Plum Crazy Farm

By jflanny, Apr 1, 2013 | Updated: Apr 11, 2013 | | |
  1. jflanny
    We have lived on Plum Crazy Farm in Newnan, GA since 1996. We have 40 acres about 35 minutes south of Atlanta and just love our town. The country music superstar Alan Jackson was born and raised here and has written frequently of Newnan in his songs.

    My husband Pat and I have two wonderful sons who seemingly didn't mind not giving up suburban teen packdom for the joys of being raised with horses, chickens, dogs and cats. Keegan is at now LSU and Sean is at UGA.

    We decided to add chickens to our family shortly after purchasing our farm in 1996. I remember shortly before we got our first chicks, I read a book called "Raising Your Backyard Flock". In the book, the author made all kinds of claims about chickens and their personalities and Pat and I were skeptical... we had both been around chickens at our grandparent's farms but didn't remember chickens as being entertaining.
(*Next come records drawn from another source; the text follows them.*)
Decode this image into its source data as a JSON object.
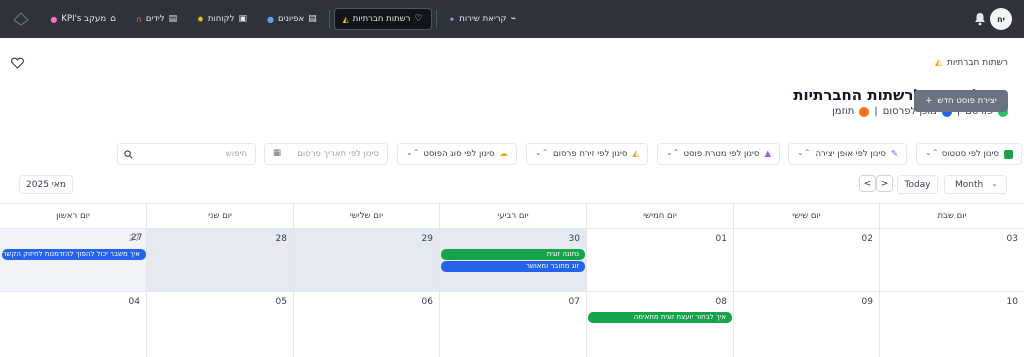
{
  "nav": {
    "avatar": "יח",
    "items": [
      {
        "label": "קריאת שירות",
        "icon": "activity-icon"
      },
      {
        "label": "רשתות חברתיות",
        "icon": "heart-icon"
      },
      {
        "label": "אפיונים",
        "icon": "document-icon"
      },
      {
        "label": "לקוחות",
        "icon": "clipboard-icon"
      },
      {
        "label": "לידים",
        "icon": "document-icon"
      },
      {
        "label": "מעקב KPI's",
        "icon": "home-icon"
      }
    ]
  },
  "breadcrumb": "רשתות חברתיות",
  "title": "ניהול התוכן לרשתות החברתיות",
  "legend": {
    "published": "פורסם",
    "ready": "מוכן לפרסום",
    "scheduled": "תוזמן",
    "separator": "|"
  },
  "colors": {
    "published": "#22c55e",
    "ready": "#2563eb",
    "scheduled": "#f97316"
  },
  "create_button": "יצירת פוסט חדש",
  "create_plus": "+",
  "filters": {
    "status": "סינון לפי סטטוס",
    "creation": "סינון לפי אופן יצירה",
    "goal": "סינון לפי מטרת פוסט",
    "platform": "סינון לפי זירת פרסום",
    "type": "סינון לפי סוג הפוסט",
    "date_placeholder": "סינון לפי תאריך פרסום",
    "search_placeholder": "חיפוש"
  },
  "toolbar": {
    "month_label": "מאי 2025",
    "today": "Today",
    "view": "Month",
    "prev": "<",
    "next": ">"
  },
  "weekdays": [
    "יום ראשון",
    "יום שני",
    "יום שלישי",
    "יום רביעי",
    "יום חמישי",
    "יום שישי",
    "יום שבת"
  ],
  "weeks": [
    [
      "27",
      "28",
      "29",
      "30",
      "01",
      "02",
      "03"
    ],
    [
      "04",
      "05",
      "06",
      "07",
      "08",
      "09",
      "10"
    ]
  ],
  "events": {
    "e1": "איך משבר יכול להפוך להזדמנות לחיזוק הקשר",
    "e2": "נתונה זוגית",
    "e3": "זוג מחובר ומאושר",
    "e4": "איך לבחור יועצת זוגית מתאימה"
  }
}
We purchased a variety of female chicks (we started learning terminology - pullet, not to snicker when someone said "cock", etc) online including Aracauna, Rhode Island Red, Light Brahma, Leghorn, and Polish. And you know what? That book was right! Those chickens did have personality! They were absolutely awesome! Some were friendly, some were shy and our rooster Clarence - purchased separately - was hateful but totally and shamefully gorgeous.

    We had a terrible accident when a neighbor's dog literally pried the door off the back of our coop and sadly killed our girls and Clarence when they were 9 years old and we were heartbroken. We strongly reinforced the coop and the neighbors have since kept the dogs permanently up or in their house so all is well there. You have to maintain neighborhood peace.

    We got new girls and kept adding to the flock and then last year we purchased a new chicken coop through My Pet Chicken. We do not have the time nor talent to build a coop like the ones we have seen on the Coop page on BYC. So our coop is being shown here rather than on the COOP forum. But it is lovely and has done a very good job except there is some leakage around the egg box that we have been addressing. I am adding that in case anyone is interested in purchasing this model. But overall we quite like it.

    [​IMG]
    This is our big coop for the larger girls. We had to separate the smaller girls and our blind chicken Yuna. They have their own digs.

    [​IMG]
    This is the coop for the Millies and Silkies and Miss Yuna Belle. We like this coop a lot. Only complaint is the roosting pole is a little low so I will get a doweling rod and some cookies and mount it a little higher and it is fixed. No big deal,


    [​IMG]
    Some of the chickens enjoy munching on some greens....

    [​IMG]

    Milles and Silkies milling around...

    That's it for today from Plum Crazy. We'll see you soon.


    DECORATING IDEA

    I wanted to share a fun idea that is a great way to show off different colored and size eggs from your "girls". I found this cool lamp at Hobby Lobby that is the type you can fill with seashells or other collectibles so I decided to fill mine with eggs from our farm. I also collect eggs that have dropped out of birds' nests and let them set for a year or two so they won't explode.

    [​IMG]

    I also have a couple of Emu and Chinese Red Chinese Pheasant eggs in the mix. I blow out my eggs, wash and dry them thoroughly and they make an interesting lamp base. The table in an antique ironing board dating from the Civil War.

    Living on a farm, I like to have a unique but clean decorating style. I like to mix folk art, antiques and lovely family heirlooms to create a sense of home and comfort for all who visit.

    Share This Article

Comments

To make a comment simply sign up and become a member!
  1. jflanny
    To SherryAlaska with regard to the prefab coop - we have really liked them with one exception. The egg boxes on the large coop have had a leak that we cannot figure out. We added extra weather stripping, put a piece of plastic sheeting underneath the eave and have now lined each both with plastic as well. The far left two boxes have been the two that have been particularly partial to getting wet. But I would not let it stop you from getting these coops. We will figure it out and they really are cute and work well.

BackYard Chickens is proudly sponsored by